| Task instructions |
From the entries below, copy each line in which the word "Unrated" occurs.

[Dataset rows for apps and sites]
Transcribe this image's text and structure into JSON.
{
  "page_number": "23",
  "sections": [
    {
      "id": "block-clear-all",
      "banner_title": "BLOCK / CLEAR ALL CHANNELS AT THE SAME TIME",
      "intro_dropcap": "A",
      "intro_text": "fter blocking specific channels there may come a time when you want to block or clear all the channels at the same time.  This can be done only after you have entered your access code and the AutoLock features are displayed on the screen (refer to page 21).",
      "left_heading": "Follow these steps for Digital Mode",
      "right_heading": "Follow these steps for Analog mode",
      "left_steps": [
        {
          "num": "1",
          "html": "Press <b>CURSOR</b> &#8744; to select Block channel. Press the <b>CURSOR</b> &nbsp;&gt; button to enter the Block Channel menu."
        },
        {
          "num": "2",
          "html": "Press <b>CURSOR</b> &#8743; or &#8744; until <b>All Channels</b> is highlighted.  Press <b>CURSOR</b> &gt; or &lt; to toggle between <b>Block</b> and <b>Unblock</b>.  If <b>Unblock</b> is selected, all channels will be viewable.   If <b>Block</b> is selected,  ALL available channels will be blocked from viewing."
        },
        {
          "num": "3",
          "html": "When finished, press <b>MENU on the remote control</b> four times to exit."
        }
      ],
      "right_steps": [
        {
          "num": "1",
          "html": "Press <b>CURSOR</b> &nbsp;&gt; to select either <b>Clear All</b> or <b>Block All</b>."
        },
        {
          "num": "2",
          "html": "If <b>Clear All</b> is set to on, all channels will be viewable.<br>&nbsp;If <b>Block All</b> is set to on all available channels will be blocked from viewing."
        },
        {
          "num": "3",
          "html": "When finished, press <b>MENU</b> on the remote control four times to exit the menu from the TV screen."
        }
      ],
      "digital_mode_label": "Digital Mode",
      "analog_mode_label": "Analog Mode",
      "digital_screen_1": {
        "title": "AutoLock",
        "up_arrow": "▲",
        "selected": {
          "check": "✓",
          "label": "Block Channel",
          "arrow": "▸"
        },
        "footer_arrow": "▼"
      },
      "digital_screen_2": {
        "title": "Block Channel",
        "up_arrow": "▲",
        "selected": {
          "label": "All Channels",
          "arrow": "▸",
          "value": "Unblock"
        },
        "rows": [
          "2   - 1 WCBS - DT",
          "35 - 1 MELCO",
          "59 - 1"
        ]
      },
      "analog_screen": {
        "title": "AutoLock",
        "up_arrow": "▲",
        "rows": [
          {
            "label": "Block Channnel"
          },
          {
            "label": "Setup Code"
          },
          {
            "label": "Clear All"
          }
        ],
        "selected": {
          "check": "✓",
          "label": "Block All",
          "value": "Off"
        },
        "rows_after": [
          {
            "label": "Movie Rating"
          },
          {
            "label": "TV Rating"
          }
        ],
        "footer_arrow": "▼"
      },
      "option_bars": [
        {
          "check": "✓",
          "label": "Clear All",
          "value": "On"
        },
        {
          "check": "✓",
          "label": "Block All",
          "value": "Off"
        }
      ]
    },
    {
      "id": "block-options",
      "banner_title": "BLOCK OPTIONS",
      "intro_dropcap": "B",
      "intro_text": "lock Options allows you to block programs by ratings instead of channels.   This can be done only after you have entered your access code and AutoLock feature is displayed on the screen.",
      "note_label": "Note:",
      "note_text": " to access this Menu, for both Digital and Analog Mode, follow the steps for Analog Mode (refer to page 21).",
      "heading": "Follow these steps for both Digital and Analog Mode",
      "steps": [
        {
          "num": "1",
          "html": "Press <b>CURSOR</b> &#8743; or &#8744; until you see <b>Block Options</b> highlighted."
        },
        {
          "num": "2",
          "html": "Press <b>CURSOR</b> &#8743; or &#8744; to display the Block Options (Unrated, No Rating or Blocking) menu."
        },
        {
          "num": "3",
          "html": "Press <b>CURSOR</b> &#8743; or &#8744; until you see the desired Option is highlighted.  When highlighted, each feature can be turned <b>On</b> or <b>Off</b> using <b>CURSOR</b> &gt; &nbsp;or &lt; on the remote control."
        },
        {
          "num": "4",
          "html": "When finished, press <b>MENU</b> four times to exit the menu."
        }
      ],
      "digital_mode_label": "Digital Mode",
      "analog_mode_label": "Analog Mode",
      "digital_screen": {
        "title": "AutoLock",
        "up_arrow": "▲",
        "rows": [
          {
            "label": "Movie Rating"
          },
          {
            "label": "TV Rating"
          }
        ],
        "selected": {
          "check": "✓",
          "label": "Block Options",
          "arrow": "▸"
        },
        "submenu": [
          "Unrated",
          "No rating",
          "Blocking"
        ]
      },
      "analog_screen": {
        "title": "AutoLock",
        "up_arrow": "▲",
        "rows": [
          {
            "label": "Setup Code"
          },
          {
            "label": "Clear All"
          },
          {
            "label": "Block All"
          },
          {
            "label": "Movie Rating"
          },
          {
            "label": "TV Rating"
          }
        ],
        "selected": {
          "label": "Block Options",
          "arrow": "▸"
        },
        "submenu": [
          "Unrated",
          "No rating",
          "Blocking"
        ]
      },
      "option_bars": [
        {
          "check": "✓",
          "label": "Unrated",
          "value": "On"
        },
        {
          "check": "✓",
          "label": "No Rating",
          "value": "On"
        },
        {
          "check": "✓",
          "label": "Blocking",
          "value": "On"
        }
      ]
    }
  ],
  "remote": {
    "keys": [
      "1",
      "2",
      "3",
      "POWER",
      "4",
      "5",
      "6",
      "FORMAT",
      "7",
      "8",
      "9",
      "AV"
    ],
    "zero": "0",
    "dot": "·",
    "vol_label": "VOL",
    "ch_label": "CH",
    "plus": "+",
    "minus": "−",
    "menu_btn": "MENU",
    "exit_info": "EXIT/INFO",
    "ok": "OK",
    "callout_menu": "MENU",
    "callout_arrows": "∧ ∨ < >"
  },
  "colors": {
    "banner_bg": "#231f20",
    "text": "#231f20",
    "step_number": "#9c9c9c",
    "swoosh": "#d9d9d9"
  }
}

| Expected output |
          "html": "Press <b>CURSOR</b> &#8743; or &#8744; to display the Block Options (Unrated, No Rating or Blocking) menu."
          "Unrated",
          "Unrated",
          "label": "Unrated",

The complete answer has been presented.